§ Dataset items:
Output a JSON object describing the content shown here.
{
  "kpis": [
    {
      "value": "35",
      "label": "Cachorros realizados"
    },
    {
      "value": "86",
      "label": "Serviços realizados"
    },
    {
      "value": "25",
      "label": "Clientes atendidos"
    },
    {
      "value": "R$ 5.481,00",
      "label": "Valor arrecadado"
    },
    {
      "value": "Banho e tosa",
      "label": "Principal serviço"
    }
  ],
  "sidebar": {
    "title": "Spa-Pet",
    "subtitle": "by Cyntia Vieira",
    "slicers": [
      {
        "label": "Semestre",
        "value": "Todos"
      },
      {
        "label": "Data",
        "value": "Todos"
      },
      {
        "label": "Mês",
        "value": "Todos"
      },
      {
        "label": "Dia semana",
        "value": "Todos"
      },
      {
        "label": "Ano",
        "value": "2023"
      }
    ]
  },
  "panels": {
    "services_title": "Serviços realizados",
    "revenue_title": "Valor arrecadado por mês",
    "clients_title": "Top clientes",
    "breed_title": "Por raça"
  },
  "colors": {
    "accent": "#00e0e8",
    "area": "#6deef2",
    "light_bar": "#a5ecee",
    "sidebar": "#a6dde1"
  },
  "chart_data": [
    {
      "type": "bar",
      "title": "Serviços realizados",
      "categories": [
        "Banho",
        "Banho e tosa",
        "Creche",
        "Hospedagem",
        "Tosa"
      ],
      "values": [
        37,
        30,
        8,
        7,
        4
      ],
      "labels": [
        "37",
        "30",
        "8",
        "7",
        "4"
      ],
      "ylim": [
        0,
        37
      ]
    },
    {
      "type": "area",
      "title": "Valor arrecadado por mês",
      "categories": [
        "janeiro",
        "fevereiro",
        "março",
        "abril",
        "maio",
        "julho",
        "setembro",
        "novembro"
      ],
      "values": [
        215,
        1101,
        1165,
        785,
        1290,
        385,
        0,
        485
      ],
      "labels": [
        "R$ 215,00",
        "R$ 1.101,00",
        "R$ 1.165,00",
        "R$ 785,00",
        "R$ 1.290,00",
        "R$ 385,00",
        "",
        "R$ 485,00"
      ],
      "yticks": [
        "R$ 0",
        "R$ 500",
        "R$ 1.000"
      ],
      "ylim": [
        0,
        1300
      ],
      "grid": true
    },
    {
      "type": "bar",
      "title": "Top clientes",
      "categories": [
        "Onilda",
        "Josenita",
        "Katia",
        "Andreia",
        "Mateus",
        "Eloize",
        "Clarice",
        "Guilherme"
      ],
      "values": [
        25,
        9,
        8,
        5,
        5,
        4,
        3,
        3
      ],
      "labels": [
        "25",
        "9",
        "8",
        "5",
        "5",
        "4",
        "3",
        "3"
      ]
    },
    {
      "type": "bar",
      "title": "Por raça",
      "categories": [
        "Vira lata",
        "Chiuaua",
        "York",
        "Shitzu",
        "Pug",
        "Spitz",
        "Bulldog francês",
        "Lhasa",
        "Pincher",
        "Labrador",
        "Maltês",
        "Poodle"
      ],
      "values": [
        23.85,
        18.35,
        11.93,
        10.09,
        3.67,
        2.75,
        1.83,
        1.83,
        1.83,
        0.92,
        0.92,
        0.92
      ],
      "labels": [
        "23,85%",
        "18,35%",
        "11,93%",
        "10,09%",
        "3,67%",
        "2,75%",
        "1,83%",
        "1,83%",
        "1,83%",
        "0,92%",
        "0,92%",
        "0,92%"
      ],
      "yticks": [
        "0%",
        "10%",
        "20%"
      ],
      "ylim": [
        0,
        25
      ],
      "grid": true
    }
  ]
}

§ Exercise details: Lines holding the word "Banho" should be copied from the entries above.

§ Answer box:
      "value": "Banho e tosa",
        "Banho",
        "Banho e tosa",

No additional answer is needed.